DATA UNDER STUDY:
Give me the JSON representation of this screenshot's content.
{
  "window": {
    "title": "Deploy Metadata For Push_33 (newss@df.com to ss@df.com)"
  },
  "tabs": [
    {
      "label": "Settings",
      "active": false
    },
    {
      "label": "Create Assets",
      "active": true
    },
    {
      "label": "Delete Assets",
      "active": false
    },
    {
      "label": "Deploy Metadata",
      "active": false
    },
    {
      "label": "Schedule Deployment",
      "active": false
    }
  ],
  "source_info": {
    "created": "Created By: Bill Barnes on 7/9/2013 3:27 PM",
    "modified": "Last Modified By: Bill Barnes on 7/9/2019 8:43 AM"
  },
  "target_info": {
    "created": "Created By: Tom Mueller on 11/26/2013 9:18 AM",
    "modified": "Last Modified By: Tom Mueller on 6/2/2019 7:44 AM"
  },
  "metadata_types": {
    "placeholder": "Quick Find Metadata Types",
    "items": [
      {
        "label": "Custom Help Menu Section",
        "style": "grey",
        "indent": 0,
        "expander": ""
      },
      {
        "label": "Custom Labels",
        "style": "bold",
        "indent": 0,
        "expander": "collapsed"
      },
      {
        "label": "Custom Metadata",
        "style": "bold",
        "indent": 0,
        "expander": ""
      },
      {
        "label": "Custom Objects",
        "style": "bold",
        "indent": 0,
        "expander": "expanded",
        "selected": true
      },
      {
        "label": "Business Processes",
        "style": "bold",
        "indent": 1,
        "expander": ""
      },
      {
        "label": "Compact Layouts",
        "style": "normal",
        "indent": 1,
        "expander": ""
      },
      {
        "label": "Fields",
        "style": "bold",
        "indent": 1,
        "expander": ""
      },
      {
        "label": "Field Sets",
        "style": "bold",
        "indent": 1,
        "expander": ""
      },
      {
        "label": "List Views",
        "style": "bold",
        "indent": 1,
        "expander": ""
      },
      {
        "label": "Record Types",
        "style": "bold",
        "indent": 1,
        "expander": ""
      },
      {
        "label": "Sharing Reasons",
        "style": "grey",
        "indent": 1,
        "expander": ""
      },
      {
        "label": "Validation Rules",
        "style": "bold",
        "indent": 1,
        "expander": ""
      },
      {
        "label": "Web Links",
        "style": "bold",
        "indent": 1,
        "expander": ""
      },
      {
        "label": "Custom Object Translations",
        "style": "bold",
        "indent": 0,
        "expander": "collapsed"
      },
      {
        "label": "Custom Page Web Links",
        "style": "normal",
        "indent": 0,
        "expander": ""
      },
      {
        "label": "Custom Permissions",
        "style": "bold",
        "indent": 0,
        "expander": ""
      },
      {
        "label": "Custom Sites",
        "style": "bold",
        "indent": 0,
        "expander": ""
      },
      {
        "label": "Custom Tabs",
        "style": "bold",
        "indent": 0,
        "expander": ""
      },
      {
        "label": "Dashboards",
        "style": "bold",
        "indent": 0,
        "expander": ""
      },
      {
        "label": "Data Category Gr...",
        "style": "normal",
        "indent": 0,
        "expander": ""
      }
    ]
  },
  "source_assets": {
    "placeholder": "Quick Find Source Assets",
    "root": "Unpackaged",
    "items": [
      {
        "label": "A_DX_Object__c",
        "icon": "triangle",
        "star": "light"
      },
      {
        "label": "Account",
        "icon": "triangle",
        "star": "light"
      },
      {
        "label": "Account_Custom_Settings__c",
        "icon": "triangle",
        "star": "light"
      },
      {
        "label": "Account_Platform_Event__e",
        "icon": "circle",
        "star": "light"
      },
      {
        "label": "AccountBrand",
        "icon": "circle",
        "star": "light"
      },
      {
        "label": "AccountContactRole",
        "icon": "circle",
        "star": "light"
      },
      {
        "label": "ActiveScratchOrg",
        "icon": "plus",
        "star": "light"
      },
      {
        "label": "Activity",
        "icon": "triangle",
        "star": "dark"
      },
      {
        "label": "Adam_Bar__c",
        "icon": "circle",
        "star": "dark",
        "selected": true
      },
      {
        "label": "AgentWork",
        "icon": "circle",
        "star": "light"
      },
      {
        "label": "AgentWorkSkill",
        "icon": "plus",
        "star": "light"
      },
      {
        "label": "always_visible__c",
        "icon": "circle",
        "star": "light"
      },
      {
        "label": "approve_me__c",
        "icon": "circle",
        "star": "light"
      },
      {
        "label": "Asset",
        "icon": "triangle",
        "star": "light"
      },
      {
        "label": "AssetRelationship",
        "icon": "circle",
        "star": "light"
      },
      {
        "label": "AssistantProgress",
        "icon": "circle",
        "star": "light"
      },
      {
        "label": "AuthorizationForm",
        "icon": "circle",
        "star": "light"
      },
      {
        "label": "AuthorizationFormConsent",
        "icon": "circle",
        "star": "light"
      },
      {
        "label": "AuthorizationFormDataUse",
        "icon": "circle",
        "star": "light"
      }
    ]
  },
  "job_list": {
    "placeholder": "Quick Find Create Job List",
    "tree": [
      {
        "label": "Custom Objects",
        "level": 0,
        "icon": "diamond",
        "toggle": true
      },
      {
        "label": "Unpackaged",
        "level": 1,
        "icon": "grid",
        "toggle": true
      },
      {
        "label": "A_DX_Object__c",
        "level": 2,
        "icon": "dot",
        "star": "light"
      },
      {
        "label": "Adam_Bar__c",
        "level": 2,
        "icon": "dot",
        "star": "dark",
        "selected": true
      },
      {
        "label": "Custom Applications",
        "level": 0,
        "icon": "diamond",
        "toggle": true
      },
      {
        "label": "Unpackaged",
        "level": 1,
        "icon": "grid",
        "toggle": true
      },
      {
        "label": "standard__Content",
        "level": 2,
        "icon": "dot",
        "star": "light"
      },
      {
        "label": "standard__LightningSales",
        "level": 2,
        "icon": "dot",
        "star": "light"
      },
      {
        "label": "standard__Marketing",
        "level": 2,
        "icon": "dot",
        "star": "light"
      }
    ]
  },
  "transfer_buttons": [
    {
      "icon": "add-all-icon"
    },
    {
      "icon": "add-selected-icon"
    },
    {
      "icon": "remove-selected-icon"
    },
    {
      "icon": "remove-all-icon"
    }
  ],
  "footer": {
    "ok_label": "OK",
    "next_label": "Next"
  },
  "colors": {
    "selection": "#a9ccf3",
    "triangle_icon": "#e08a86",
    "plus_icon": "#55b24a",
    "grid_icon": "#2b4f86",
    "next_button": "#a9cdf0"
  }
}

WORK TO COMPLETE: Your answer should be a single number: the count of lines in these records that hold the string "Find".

RESPONSE TO THIS TASK: 3